When she is not teaching Dana McDaniel loves trying new recipes in her kitchen and giving herself “self-prescribed” plant therapy gardening and outdoor time.
Although she is a mathematics teacher, Ms. McDaniel uses the power of words to inspire, motivate, and connect with her virtual students.
Quotes like, “If you cannot do great things, do small things in great ways,” by Napolean Hill and, “The worst thing about a MISTAKE is being afraid to make one,” are displayed on the digital background for her Geometry class. Ms. McDaniel knows that even as a teacher in the virtual classroom building connections as well as students’ confidence is paramount to great teaching.

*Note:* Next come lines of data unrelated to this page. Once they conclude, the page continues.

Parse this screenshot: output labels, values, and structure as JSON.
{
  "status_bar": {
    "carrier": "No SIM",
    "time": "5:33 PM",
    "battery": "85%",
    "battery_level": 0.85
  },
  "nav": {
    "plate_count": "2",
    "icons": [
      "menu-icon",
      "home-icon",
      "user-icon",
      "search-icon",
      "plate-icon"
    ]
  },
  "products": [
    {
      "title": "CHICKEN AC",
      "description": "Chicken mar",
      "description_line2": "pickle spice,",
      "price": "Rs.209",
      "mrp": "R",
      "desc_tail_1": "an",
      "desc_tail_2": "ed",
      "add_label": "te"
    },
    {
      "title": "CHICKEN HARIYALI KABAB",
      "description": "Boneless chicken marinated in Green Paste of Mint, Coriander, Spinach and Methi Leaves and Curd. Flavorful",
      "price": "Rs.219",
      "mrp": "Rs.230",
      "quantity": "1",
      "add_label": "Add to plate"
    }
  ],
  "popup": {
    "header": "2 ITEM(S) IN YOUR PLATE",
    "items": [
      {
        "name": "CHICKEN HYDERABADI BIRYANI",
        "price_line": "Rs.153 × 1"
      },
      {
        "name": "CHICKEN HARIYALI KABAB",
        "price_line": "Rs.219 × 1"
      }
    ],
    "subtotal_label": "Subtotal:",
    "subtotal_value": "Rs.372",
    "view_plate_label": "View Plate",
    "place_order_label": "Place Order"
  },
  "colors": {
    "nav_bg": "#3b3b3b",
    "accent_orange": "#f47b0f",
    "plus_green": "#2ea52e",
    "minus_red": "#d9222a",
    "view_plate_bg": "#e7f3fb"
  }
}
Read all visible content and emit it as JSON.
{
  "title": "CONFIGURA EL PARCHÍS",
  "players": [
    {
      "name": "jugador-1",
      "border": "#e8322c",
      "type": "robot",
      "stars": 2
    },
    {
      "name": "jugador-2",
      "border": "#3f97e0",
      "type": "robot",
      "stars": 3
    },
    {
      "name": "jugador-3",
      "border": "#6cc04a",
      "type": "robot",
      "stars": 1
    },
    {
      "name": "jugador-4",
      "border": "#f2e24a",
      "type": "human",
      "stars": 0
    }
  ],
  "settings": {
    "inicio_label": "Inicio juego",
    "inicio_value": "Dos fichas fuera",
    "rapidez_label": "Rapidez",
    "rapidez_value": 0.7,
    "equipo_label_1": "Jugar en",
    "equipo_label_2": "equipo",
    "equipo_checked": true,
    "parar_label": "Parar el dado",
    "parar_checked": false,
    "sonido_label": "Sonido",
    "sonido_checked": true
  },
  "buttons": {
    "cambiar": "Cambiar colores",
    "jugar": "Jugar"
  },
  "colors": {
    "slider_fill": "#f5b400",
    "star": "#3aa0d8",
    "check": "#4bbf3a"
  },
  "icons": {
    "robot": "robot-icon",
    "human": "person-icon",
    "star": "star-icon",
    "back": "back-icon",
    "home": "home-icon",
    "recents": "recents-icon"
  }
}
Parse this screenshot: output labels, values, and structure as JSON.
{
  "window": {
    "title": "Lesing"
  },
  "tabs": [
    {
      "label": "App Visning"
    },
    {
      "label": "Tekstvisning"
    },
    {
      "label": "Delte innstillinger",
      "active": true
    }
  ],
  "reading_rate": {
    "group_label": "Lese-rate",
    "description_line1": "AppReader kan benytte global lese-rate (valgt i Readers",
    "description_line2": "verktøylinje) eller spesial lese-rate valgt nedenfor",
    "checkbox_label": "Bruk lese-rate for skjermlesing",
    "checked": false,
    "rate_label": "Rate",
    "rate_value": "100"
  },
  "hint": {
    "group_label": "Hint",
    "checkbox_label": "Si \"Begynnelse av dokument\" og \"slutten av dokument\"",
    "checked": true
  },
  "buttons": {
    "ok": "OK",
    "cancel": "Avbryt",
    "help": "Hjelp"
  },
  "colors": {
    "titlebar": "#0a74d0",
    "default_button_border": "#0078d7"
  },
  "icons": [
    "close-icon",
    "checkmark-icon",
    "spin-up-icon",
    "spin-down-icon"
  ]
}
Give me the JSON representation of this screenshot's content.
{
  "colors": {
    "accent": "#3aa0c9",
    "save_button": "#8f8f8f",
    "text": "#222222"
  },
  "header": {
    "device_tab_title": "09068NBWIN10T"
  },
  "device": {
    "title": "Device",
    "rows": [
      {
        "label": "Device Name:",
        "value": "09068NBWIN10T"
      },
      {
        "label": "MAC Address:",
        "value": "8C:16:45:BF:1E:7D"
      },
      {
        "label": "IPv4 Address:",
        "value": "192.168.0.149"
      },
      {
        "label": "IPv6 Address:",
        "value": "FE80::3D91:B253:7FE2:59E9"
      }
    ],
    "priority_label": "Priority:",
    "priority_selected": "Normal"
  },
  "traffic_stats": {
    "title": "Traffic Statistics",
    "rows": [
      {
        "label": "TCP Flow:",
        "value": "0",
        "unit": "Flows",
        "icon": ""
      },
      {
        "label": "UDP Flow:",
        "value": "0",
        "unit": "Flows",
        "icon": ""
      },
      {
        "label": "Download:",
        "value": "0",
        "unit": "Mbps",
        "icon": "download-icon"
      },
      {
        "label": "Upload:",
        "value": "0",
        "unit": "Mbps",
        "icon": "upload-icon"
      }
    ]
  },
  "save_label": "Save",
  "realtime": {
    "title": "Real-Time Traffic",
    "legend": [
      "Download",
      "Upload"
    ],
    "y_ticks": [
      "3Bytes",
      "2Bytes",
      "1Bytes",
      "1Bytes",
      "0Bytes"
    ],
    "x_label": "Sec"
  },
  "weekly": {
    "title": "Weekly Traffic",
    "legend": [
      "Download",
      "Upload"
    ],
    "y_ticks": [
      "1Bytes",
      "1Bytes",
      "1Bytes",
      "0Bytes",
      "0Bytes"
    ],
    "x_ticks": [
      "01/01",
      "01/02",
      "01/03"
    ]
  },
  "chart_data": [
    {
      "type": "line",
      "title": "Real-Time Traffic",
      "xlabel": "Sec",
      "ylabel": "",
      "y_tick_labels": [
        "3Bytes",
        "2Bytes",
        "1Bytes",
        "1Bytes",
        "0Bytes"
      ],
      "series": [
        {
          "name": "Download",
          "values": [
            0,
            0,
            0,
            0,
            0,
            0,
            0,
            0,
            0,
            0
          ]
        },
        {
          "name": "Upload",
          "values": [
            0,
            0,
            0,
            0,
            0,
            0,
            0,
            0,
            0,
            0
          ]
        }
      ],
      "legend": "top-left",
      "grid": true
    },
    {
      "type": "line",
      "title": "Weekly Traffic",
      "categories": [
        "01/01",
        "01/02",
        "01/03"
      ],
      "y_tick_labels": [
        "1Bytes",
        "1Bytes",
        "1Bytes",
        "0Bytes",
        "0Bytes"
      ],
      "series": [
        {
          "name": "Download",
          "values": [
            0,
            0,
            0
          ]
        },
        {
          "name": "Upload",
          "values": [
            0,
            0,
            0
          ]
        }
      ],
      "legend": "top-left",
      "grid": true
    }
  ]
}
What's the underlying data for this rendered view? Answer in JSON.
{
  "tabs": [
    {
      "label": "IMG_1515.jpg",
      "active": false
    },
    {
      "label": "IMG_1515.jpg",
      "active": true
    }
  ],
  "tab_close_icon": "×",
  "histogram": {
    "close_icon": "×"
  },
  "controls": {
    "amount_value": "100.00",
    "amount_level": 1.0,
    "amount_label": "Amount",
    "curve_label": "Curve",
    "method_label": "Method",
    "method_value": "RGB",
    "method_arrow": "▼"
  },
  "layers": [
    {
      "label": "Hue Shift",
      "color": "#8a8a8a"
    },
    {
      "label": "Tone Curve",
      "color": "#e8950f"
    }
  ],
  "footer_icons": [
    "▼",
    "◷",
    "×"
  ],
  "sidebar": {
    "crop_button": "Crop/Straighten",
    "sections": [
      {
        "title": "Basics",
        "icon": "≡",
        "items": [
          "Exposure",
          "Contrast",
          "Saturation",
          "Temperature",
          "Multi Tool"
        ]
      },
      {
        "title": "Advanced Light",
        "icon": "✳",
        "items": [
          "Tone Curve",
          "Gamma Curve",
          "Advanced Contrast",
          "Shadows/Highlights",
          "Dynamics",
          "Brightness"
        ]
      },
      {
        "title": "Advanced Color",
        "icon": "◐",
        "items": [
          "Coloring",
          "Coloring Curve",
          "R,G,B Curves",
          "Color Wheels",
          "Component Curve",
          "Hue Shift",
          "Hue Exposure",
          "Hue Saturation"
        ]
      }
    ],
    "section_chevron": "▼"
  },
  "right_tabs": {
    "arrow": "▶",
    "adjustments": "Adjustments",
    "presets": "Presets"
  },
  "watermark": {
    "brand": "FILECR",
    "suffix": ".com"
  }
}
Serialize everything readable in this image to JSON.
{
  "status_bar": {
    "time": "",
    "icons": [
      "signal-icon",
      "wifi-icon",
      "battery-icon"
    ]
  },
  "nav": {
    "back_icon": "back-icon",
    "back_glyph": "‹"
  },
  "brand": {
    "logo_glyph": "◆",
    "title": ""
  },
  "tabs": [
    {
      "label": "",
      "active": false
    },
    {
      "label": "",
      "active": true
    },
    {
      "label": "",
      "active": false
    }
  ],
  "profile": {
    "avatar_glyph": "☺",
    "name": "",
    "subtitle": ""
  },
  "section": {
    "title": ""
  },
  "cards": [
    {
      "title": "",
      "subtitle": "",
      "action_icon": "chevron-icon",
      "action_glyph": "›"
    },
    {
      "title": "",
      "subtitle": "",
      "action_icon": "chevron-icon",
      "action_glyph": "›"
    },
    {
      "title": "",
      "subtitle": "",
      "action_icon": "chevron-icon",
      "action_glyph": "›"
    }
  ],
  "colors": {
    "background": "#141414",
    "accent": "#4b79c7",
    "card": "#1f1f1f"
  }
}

Called to teaching
She has always felt the drive to help children growing up in troublesome situations and environments. Her love for math and business, however, moved her towards a major in Finance. She minored in Sociology with the intention of opening a youth program on the side that would provide a positive outlet and opportunities for those youth. Approximately 20 years ago, she lucked out on an opportunity to teach math at an alternative school for middle and high school girls; and as they say, "the rest is history".
“While I never intended to go into and especially stay in teaching, it truly felt like fate, the universe, God - whatever one calls it, puts you where you’re supposed to be - for whatever reason, for that season,” she said.
Teaching allows Ms. McDaniel a place to serve a purpose. While most students don’t come into her classes exclaiming, “math is my favorite subject”, she loves watching the fear of math or a defeated mindset transform over the course of the semester.
“If I can get them past that overwhelming fear, that little voice in their minds that tells them to give up and not even try…if I can be a part of that transformation, then I know we are making progress,” says Ms. McDaniel.
Beyond the brick and mortar
Before joining Proximity in July 2020, she taught at traditional Brick and Mortar schools for seven years. Ms. McDaniel decided to transition away from traditional schooling because she wanted to teach students that needed extra support - both academically and personally - and weren't able to thrive in a traditional setting.
Even though her background is in numbers and finance, she says it will always be the human component that makes teaching such a rewarding and important job in society.
As the country watches the exodus of teachers increase, Ms. McDaniel says the profession has truly changed and the society these students live within has changed as well. If we want to come up with solutions for our teachers, students, and schools, “we need to think about refocusing in education - on the art of teaching instead of on the data, stats, test scores, and numbers,” she said.
“We absolutely need more support for our teachers out there. And we need to allow teachers the opportunity to use their unique skill sets to create and build classrooms that fit the students as well as the teachers.”
Black History and the trailblazers
Although she celebrates "Black History" all year long, Black History Month gives her the opportunity to highlight the traditions of her heritage and honor those who helped mold and motivate her. It gives her the chance to share pride with others who may not have been exposed to the exceptional trailblazers, inventors, scholars, artists, athletes, and more that helped create this history.
The dedication of the many who relentlessly risked their lives for what they believed in and advocated for shaped her life and career.
“I think of them when I need strength, courage, and resilience to face challenging situations and circumstances.”
Advice for the future & people looking to start their careers or become leaders today
1. Surround yourself with positive people who have traits and skills that you can model yourself after
2. Hold true to what you believe in and base your decisions and actions on this
3. And most importantly, don't be afraid to take risks, make mistakes, or ask for help
Learn more about teaching remotely to impact student lives.